Advanced technologies such as direct injection DI, turbocharging and variable valve timing, have lead to a significant evolution of the gasoline engine with positive effects on driving pleasure, fuel consumption and emissions. Today's developments are primarily focused on the implementation of improved full load characteristics for driving performance and fuel consumption reduction with stoichiometric operation, following the downsizing approach in combination with turbocharging and high specific power. The requirements of a relatively small cylinder displacement with high specific power and a wide flexibility of DI injection specifications lead to competing development targets and additionally to a high number of degrees of freedom during optimization. In order to successfully approach an optimum solution, FEV has evolved an advanced development methodology, which is based on the combination of simulation, optical diagnostics and engine thermodynamics testing.
Journal Article

Analysis of the Effect of Bio-Fuels on the Combustion in a Downsized DI SI Engine

2011-08-30
2011-01-1991
In this study the fuel influence of several bio-fuel candidates on homogeneous engine combustion systems with direct injection is investigated. The results reveal Ethanol and 2-Butanol as the two most knock-resistant fuels.
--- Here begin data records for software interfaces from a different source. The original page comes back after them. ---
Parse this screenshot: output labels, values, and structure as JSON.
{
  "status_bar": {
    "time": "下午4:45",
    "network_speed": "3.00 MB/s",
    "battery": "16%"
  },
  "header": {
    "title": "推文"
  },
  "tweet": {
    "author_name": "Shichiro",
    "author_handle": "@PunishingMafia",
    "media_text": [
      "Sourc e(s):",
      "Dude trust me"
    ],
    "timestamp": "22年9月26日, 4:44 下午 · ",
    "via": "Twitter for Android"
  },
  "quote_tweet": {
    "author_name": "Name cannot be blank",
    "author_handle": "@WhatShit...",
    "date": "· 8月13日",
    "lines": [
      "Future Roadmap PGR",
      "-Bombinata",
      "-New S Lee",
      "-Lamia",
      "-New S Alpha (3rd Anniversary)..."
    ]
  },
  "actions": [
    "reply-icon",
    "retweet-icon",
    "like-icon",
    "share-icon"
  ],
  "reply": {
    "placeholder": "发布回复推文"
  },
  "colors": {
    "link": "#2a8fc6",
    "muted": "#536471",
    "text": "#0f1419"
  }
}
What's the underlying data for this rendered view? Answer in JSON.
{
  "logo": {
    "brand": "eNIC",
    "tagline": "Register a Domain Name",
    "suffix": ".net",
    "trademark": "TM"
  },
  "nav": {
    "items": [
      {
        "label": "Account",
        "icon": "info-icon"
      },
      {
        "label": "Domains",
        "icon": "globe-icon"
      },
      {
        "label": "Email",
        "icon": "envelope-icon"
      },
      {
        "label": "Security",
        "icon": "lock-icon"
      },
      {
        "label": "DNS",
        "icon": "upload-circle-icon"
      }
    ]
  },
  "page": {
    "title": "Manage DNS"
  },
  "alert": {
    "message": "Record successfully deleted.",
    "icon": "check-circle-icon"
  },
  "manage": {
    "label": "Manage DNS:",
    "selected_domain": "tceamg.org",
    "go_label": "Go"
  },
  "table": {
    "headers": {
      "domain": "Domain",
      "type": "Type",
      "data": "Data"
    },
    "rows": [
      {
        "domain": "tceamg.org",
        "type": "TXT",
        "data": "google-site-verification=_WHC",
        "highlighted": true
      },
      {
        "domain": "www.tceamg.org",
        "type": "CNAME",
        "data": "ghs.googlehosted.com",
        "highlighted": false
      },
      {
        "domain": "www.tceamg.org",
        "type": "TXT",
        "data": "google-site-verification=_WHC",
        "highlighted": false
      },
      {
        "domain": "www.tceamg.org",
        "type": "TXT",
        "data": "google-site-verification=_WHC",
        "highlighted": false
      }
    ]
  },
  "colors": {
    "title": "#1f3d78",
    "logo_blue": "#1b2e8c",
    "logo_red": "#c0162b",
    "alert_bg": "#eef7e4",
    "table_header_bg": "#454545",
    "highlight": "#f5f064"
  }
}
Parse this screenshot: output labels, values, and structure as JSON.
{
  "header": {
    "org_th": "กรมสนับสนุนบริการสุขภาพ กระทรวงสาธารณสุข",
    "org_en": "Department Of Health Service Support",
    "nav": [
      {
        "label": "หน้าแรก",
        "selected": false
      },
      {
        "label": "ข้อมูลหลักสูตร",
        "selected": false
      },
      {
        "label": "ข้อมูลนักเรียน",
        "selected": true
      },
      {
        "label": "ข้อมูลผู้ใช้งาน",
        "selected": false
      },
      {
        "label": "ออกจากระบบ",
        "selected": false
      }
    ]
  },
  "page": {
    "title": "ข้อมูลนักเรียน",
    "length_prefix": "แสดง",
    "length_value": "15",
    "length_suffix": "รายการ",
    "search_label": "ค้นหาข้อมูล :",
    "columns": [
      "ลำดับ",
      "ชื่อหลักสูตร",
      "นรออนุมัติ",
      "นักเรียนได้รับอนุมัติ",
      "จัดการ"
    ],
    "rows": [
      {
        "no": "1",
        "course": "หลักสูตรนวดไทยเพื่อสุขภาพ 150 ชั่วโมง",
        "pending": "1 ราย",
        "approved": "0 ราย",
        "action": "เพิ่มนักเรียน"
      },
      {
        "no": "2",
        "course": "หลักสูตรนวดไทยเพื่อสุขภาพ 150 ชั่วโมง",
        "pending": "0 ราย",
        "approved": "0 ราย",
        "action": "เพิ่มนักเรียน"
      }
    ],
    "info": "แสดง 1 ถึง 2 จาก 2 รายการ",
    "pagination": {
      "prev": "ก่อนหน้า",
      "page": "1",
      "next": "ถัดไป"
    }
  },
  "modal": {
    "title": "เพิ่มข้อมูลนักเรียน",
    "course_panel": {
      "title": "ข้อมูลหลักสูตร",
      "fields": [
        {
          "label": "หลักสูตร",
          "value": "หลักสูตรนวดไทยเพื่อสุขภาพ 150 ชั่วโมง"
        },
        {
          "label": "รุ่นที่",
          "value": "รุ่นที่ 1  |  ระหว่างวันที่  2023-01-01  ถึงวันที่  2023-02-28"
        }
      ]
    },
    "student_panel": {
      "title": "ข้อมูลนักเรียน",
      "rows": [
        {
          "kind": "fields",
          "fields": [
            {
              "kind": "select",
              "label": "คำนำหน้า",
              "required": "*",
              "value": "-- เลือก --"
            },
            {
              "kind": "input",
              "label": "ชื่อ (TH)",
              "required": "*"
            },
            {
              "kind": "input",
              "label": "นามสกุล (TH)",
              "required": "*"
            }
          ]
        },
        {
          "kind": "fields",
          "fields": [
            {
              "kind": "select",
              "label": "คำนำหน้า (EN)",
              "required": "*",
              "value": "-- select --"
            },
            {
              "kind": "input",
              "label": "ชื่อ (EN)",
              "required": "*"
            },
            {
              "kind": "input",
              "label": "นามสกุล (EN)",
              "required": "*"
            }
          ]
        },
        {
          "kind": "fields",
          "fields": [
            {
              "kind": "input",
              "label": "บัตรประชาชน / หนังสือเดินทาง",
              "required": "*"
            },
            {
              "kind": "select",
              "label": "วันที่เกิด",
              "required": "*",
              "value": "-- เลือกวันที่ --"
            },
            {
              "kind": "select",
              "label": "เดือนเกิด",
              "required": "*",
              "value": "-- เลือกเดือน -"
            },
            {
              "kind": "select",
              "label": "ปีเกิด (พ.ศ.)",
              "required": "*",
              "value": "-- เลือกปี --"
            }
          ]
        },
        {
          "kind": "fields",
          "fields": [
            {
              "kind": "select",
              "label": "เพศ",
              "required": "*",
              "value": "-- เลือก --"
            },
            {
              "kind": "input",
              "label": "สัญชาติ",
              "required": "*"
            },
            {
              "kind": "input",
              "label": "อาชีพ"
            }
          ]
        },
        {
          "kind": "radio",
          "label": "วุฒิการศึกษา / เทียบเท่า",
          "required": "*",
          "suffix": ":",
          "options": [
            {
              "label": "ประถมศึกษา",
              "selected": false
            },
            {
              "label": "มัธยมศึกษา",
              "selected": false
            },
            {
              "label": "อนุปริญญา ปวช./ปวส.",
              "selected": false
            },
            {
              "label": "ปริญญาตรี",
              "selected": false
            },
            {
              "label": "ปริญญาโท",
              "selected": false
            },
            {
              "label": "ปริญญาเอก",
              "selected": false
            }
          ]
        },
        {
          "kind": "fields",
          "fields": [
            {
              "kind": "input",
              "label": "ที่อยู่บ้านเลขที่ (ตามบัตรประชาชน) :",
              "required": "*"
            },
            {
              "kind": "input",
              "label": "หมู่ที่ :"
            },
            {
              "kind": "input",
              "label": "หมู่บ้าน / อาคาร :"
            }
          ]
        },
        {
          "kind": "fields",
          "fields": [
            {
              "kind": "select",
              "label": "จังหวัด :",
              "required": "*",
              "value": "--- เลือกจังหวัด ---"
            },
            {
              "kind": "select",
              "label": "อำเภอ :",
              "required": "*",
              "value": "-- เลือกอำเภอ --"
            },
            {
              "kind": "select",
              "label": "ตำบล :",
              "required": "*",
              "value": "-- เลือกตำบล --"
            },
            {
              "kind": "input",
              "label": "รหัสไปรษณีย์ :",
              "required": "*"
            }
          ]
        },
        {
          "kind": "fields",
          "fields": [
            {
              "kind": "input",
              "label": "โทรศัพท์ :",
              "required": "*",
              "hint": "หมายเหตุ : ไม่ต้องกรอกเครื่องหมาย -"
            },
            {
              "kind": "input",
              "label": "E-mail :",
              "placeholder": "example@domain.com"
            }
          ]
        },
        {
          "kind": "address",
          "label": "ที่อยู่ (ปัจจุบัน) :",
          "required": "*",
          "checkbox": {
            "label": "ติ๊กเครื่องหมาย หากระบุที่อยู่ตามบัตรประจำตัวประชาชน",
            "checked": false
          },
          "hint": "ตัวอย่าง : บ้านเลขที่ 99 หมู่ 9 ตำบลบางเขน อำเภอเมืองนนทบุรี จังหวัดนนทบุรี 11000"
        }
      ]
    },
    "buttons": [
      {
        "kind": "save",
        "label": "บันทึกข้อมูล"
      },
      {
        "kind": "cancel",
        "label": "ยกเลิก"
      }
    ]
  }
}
Hence these two fuels enable the highest efficiency improvements versus RON95 fuel ranging from 3.6% - 12.7% for Ethanol as a result of a compression ratio increase of 5 units. Tetrahydro-2-methylfuran has a worse knock resistance and a decreased thermal efficiency due to the required reduction in compression ratio by 1.5 units. The enleanment capability is similar among all fuels thus they pose no improvements for homogeneous lean burn combustion systems despite a significant reduction in NOX emissions for the alcohol fuels as a consequence of lower combustion temperatures.
Technical Paper

Future Emission Concepts versus Fuel Quality Aspects - Challenges and Technical Concepts

2011-08-30
2011-01-2097
From current point of view future emission legislations for heavy-duty engines as well as industrial engines will require complex engine internal measures in combination with sophisticated aftertreatment systems as well as according control strategies to reach the emission targets. With EU VI, JP 09/NLT and US10 for heavy-duty engines as well as future Tier4 final or stage IV emission legislation for industrial applications, EGR + DPF + SCR probably will be combined for most applications and therefore quite similar technological approaches will be followed up in Europe as well as in the US and in Japan. Most “emerging markets” all over the world follow up the European, US or Japanese emission legislation with a certain time delay. Therefore similar technologies need to be introduced in these markets in the future. On the other hand specific market boundary conditions and requirements have to be considered for the development of tailored system concepts in these markets.
Technical Paper

Exhaust Temperature Management for Diesel Engines Assessment of Engine Concepts and Calibration Strategies with Regard to Fuel Penalty

2011-09-11
2011-24-0176
Both, the continuous strengthening of the exhaust emission legislation and the striving for a substantial reduction of carbon dioxide output in the traffic sector depict substantial requirements for the development of future diesel engines. These engines will comprise not only the mandatory diesel oxidation catalyst (DOC) and particulate filter DPF but a NOx aftertreatment system as well - at least for heavier vehicles. The oxidation catalysts as well as currently available NOx aftertreatment technologies, i.e., LNT and SCR, rely on sufficient exhaust gas temperatures to achieve a proper conversion. This is getting more and more critical due to the fact that today's and future measures for CO₂ reduction will result in further decrease of engine-out temperatures. Additionally this development has to be considered in the light of further engine electrification and hybridization scenarios.
X